Modelling Interactions in High-dimensional Data with Backtracking
Rajen D. Shah; 17(207):1−31, 2016.
We study the problem of high-dimensional regression when there may be interacting variables. Approaches using sparsity-inducing penalty functions such as the Lasso can be useful for producing interpretable models. However, when the number variables runs into the thousands, and so even two-way interactions number in the millions, these methods may become computationally infeasible. Typically variable screening based on model fits using only main effects must be performed first. One problem with screening is that important variables may be missed if they are only useful for prediction when certain interaction terms are also present in the model.

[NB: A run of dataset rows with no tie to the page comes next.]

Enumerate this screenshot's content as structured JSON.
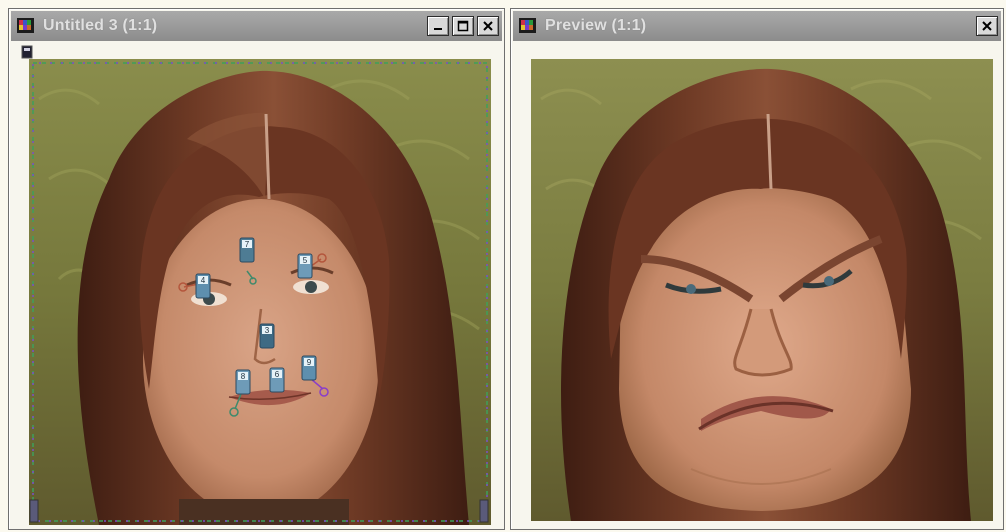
{
  "windows": [
    {
      "title": "Untitled 3 (1:1)",
      "buttons": [
        "minimize",
        "maximize",
        "close"
      ]
    },
    {
      "title": "Preview (1:1)",
      "buttons": [
        "close"
      ]
    }
  ],
  "markers": [
    "4",
    "7",
    "5",
    "3",
    "8",
    "6",
    "9"
  ],
  "colors": {
    "titlebar": "#8c8c8c",
    "window_bg": "#f7f6ee",
    "hair": "#5b2d1f",
    "skin": "#c98e6e",
    "background_grass": "#8a8a46"
  }
}
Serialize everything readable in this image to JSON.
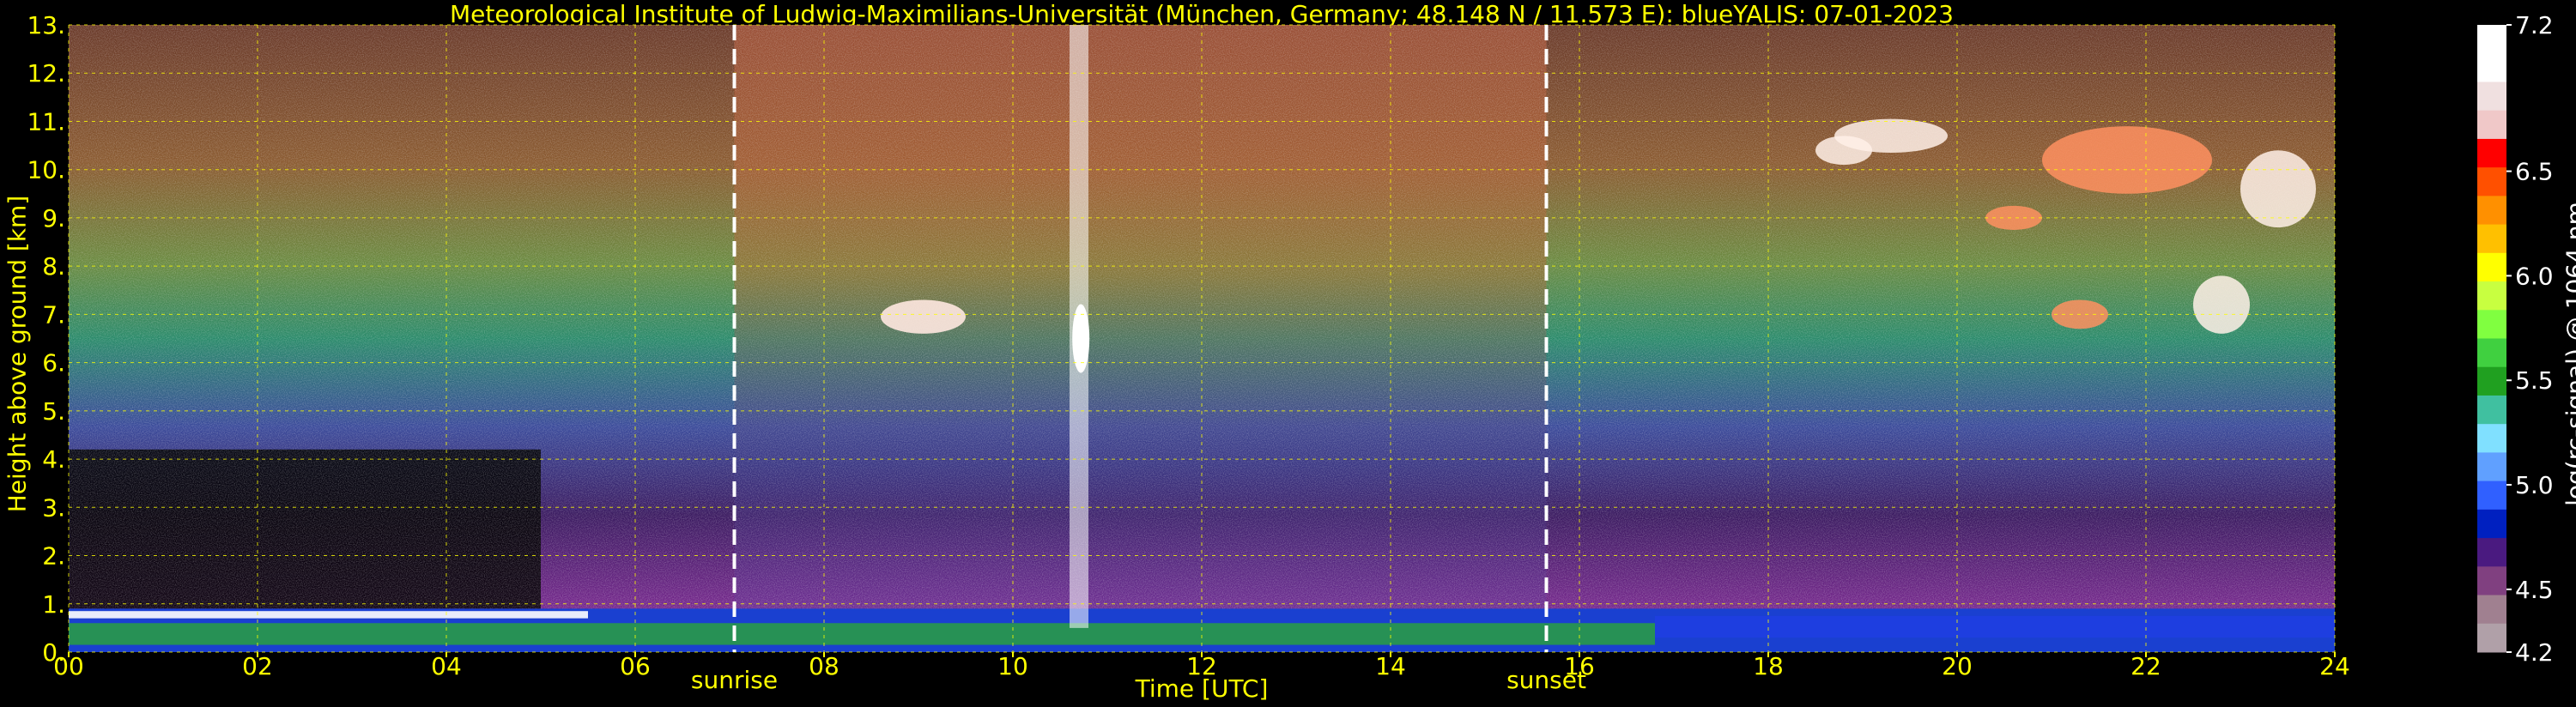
{
  "chart_data": {
    "type": "heatmap",
    "title": "Meteorological Institute of Ludwig-Maximilians-Universität (München, Germany; 48.148 N / 11.573 E):     blueYALIS: 07-01-2023",
    "xlabel": "Time [UTC]",
    "ylabel": "Height above ground [km]",
    "xlim": [
      0,
      24
    ],
    "ylim": [
      0,
      13
    ],
    "x_ticks": [
      "00",
      "02",
      "04",
      "06",
      "08",
      "10",
      "12",
      "14",
      "16",
      "18",
      "20",
      "22",
      "24"
    ],
    "y_ticks": [
      "0.",
      "1.",
      "2.",
      "3.",
      "4.",
      "5.",
      "6.",
      "7.",
      "8.",
      "9.",
      "10.",
      "11.",
      "12.",
      "13."
    ],
    "grid": true,
    "markers": [
      {
        "label": "sunrise",
        "x": 7.05
      },
      {
        "label": "sunset",
        "x": 15.65
      }
    ],
    "colorbar": {
      "label": "log(rc-signal) @ 1064 nm",
      "range": [
        4.2,
        7.2
      ],
      "ticks": [
        "4.2",
        "4.5",
        "5.0",
        "5.5",
        "6.0",
        "6.5",
        "7.2"
      ]
    },
    "features": [
      {
        "name": "boundary layer",
        "x": [
          0,
          24
        ],
        "height_km": [
          0,
          0.9
        ]
      },
      {
        "name": "midlevel cloud",
        "x": [
          8.6,
          9.5
        ],
        "height_km": [
          6.6,
          7.3
        ]
      },
      {
        "name": "precipitation streak",
        "x": [
          10.6,
          10.8
        ],
        "height_km": [
          0.5,
          13
        ]
      },
      {
        "name": "cirrus cloud",
        "x": [
          17.5,
          24
        ],
        "height_km": [
          5.5,
          11.2
        ]
      }
    ]
  },
  "colors": {
    "axis_text": "#ffff00",
    "grid": "#ffff00",
    "marker_line": "#ffffff",
    "background": "#000000"
  }
}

To tackle this issue, we introduce a new method we call Backtracking. It can be incorporated into many existing high-dimensional methods based on penalty functions, and works by building increasing sets of candidate interactions iteratively. Models fitted on the main effects and interactions selected early on in this process guide the selection of future interactions. By also making use of previous fits for computation, as well as performing calculations is parallel, the overall run-time of the algorithm can be greatly reduced.
The effectiveness of our method when applied to regression and classification problems is demonstrated on simulated and real data sets. In the case of using Backtracking with the Lasso, we also give some theoretical support for our procedure.